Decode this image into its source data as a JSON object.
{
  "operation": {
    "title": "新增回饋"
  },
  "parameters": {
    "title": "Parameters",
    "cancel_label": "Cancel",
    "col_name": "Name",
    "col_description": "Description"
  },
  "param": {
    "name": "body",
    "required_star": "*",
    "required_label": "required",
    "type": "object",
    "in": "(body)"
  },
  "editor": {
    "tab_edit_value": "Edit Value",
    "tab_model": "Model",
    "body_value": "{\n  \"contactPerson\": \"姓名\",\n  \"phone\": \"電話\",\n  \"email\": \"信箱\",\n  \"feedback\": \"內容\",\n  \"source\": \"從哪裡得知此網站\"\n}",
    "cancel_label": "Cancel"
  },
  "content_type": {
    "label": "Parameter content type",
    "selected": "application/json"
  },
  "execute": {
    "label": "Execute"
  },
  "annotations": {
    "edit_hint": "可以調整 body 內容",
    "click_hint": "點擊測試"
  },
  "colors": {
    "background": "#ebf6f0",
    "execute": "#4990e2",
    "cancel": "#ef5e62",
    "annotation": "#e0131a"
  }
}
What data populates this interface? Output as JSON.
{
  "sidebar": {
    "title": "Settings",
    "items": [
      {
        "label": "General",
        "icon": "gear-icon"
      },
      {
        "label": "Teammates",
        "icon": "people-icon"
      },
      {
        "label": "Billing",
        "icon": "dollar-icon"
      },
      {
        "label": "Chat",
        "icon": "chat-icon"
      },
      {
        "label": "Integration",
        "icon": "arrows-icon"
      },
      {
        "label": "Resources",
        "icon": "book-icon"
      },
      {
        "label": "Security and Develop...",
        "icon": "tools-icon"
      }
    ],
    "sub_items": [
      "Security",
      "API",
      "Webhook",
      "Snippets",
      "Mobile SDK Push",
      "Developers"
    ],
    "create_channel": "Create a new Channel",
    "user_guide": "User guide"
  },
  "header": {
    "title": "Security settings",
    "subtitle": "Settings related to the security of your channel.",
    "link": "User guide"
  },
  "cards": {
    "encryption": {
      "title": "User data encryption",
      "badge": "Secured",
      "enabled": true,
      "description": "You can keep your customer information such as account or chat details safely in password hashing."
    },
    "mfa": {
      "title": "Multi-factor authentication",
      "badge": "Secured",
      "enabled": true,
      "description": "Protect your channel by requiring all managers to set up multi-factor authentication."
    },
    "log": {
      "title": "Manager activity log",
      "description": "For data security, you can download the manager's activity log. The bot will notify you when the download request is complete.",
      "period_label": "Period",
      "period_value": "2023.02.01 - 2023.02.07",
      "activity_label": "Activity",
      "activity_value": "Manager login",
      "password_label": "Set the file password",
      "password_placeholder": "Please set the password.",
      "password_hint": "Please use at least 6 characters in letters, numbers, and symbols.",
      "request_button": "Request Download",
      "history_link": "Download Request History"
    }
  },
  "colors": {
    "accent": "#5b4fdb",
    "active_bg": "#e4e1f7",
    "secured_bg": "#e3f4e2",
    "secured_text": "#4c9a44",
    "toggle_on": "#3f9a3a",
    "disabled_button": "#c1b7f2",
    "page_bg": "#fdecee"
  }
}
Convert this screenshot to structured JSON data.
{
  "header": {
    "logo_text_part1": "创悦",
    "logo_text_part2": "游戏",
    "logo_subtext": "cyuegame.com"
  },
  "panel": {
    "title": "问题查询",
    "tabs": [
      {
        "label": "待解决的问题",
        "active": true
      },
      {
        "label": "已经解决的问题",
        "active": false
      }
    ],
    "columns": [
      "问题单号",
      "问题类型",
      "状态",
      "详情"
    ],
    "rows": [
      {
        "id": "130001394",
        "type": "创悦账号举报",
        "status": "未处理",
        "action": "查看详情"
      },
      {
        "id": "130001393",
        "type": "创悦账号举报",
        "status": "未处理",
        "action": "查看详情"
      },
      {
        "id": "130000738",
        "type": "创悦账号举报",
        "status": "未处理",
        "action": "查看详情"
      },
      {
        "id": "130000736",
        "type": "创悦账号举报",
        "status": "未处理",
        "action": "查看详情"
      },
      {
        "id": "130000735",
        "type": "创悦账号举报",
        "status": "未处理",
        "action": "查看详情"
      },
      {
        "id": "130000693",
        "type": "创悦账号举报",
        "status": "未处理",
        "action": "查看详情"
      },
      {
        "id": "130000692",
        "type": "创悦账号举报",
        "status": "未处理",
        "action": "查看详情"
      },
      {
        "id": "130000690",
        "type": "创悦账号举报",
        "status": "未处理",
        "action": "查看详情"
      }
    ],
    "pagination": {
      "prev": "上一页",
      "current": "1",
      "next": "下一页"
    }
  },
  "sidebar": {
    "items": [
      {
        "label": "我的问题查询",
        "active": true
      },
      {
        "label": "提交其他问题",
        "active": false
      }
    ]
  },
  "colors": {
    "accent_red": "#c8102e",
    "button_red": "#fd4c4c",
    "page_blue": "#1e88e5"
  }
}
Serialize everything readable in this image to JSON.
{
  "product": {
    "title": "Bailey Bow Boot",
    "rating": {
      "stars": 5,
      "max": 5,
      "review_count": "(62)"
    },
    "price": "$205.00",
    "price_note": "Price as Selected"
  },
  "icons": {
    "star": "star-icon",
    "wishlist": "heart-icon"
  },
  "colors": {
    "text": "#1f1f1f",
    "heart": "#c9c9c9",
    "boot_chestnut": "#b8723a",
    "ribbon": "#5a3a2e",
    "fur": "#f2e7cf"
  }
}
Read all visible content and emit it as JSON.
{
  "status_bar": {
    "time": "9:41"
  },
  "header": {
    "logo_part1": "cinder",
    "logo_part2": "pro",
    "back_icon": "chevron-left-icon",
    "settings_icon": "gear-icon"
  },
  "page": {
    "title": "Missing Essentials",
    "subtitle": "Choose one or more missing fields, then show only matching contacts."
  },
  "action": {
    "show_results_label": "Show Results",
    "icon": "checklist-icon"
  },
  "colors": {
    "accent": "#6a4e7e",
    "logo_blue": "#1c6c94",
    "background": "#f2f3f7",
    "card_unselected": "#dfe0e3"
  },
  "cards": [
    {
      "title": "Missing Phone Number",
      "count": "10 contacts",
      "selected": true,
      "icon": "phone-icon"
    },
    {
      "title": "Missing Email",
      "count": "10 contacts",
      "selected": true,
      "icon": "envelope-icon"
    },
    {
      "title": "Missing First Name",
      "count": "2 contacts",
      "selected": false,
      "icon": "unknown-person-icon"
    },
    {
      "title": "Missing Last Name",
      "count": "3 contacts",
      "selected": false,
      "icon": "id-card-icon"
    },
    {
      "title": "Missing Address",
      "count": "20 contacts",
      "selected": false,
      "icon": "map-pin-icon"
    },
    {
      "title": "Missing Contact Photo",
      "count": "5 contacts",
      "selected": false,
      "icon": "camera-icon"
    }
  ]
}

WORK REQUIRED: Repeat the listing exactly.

SOLUTION TO THIS EXERCISE:
Decode this image into its source data as a JSON object.
{
  "operation": {
    "title": "新增回饋"
  },
  "parameters": {
    "title": "Parameters",
    "cancel_label": "Cancel",
    "col_name": "Name",
    "col_description": "Description"
  },
  "param": {
    "name": "body",
    "required_star": "*",
    "required_label": "required",
    "type": "object",
    "in": "(body)"
  },
  "editor": {
    "tab_edit_value": "Edit Value",
    "tab_model": "Model",
    "body_value": "{\n  \"contactPerson\": \"姓名\",\n  \"phone\": \"電話\",\n  \"email\": \"信箱\",\n  \"feedback\": \"內容\",\n  \"source\": \"從哪裡得知此網站\"\n}",
    "cancel_label": "Cancel"
  },
  "content_type": {
    "label": "Parameter content type",
    "selected": "application/json"
  },
  "execute": {
    "label": "Execute"
  },
  "annotations": {
    "edit_hint": "可以調整 body 內容",
    "click_hint": "點擊測試"
  },
  "colors": {
    "background": "#ebf6f0",
    "execute": "#4990e2",
    "cancel": "#ef5e62",
    "annotation": "#e0131a"
  }
}
What data populates this interface? Output as JSON.
{
  "sidebar": {
    "title": "Settings",
    "items": [
      {
        "label": "General",
        "icon": "gear-icon"
      },
      {
        "label": "Teammates",
        "icon": "people-icon"
      },
      {
        "label": "Billing",
        "icon": "dollar-icon"
      },
      {
        "label": "Chat",
        "icon": "chat-icon"
      },
      {
        "label": "Integration",
        "icon": "arrows-icon"
      },
      {
        "label": "Resources",
        "icon": "book-icon"
      },
      {
        "label": "Security and Develop...",
        "icon": "tools-icon"
      }
    ],
    "sub_items": [
      "Security",
      "API",
      "Webhook",
      "Snippets",
      "Mobile SDK Push",
      "Developers"
    ],
    "create_channel": "Create a new Channel",
    "user_guide": "User guide"
  },
  "header": {
    "title": "Security settings",
    "subtitle": "Settings related to the security of your channel.",
    "link": "User guide"
  },
  "cards": {
    "encryption": {
      "title": "User data encryption",
      "badge": "Secured",
      "enabled": true,
      "description": "You can keep your customer information such as account or chat details safely in password hashing."
    },
    "mfa": {
      "title": "Multi-factor authentication",
      "badge": "Secured",
      "enabled": true,
      "description": "Protect your channel by requiring all managers to set up multi-factor authentication."
    },
    "log": {
      "title": "Manager activity log",
      "description": "For data security, you can download the manager's activity log. The bot will notify you when the download request is complete.",
      "period_label": "Period",
      "period_value": "2023.02.01 - 2023.02.07",
      "activity_label": "Activity",
      "activity_value": "Manager login",
      "password_label": "Set the file password",
      "password_placeholder": "Please set the password.",
      "password_hint": "Please use at least 6 characters in letters, numbers, and symbols.",
      "request_button": "Request Download",
      "history_link": "Download Request History"
    }
  },
  "colors": {
    "accent": "#5b4fdb",
    "active_bg": "#e4e1f7",
    "secured_bg": "#e3f4e2",
    "secured_text": "#4c9a44",
    "toggle_on": "#3f9a3a",
    "disabled_button": "#c1b7f2",
    "page_bg": "#fdecee"
  }
}
Convert this screenshot to structured JSON data.
{
  "header": {
    "logo_text_part1": "创悦",
    "logo_text_part2": "游戏",
    "logo_subtext": "cyuegame.com"
  },
  "panel": {
    "title": "问题查询",
    "tabs": [
      {
        "label": "待解决的问题",
        "active": true
      },
      {
        "label": "已经解决的问题",
        "active": false
      }
    ],
    "columns": [
      "问题单号",
      "问题类型",
      "状态",
      "详情"
    ],
    "rows": [
      {
        "id": "130001394",
        "type": "创悦账号举报",
        "status": "未处理",
        "action": "查看详情"
      },
      {
        "id": "130001393",
        "type": "创悦账号举报",
        "status": "未处理",
        "action": "查看详情"
      },
      {
        "id": "130000738",
        "type": "创悦账号举报",
        "status": "未处理",
        "action": "查看详情"
      },
      {
        "id": "130000736",
        "type": "创悦账号举报",
        "status": "未处理",
        "action": "查看详情"
      },
      {
        "id": "130000735",
        "type": "创悦账号举报",
        "status": "未处理",
        "action": "查看详情"
      },
      {
        "id": "130000693",
        "type": "创悦账号举报",
        "status": "未处理",
        "action": "查看详情"
      },
      {
        "id": "130000692",
        "type": "创悦账号举报",
        "status": "未处理",
        "action": "查看详情"
      },
      {
        "id": "130000690",
        "type": "创悦账号举报",
        "status": "未处理",
        "action": "查看详情"
      }
    ],
    "pagination": {
      "prev": "上一页",
      "current": "1",
      "next": "下一页"
    }
  },
  "sidebar": {
    "items": [
      {
        "label": "我的问题查询",
        "active": true
      },
      {
        "label": "提交其他问题",
        "active": false
      }
    ]
  },
  "colors": {
    "accent_red": "#c8102e",
    "button_red": "#fd4c4c",
    "page_blue": "#1e88e5"
  }
}
Serialize everything readable in this image to JSON.
{
  "product": {
    "title": "Bailey Bow Boot",
    "rating": {
      "stars": 5,
      "max": 5,
      "review_count": "(62)"
    },
    "price": "$205.00",
    "price_note": "Price as Selected"
  },
  "icons": {
    "star": "star-icon",
    "wishlist": "heart-icon"
  },
  "colors": {
    "text": "#1f1f1f",
    "heart": "#c9c9c9",
    "boot_chestnut": "#b8723a",
    "ribbon": "#5a3a2e",
    "fur": "#f2e7cf"
  }
}
Read all visible content and emit it as JSON.
{
  "status_bar": {
    "time": "9:41"
  },
  "header": {
    "logo_part1": "cinder",
    "logo_part2": "pro",
    "back_icon": "chevron-left-icon",
    "settings_icon": "gear-icon"
  },
  "page": {
    "title": "Missing Essentials",
    "subtitle": "Choose one or more missing fields, then show only matching contacts."
  },
  "action": {
    "show_results_label": "Show Results",
    "icon": "checklist-icon"
  },
  "colors": {
    "accent": "#6a4e7e",
    "logo_blue": "#1c6c94",
    "background": "#f2f3f7",
    "card_unselected": "#dfe0e3"
  },
  "cards": [
    {
      "title": "Missing Phone Number",
      "count": "10 contacts",
      "selected": true,
      "icon": "phone-icon"
    },
    {
      "title": "Missing Email",
      "count": "10 contacts",
      "selected": true,
      "icon": "envelope-icon"
    },
    {
      "title": "Missing First Name",
      "count": "2 contacts",
      "selected": false,
      "icon": "unknown-person-icon"
    },
    {
      "title": "Missing Last Name",
      "count": "3 contacts",
      "selected": false,
      "icon": "id-card-icon"
    },
    {
      "title": "Missing Address",
      "count": "20 contacts",
      "selected": false,
      "icon": "map-pin-icon"
    },
    {
      "title": "Missing Contact Photo",
      "count": "5 contacts",
      "selected": false,
      "icon": "camera-icon"
    }
  ]
}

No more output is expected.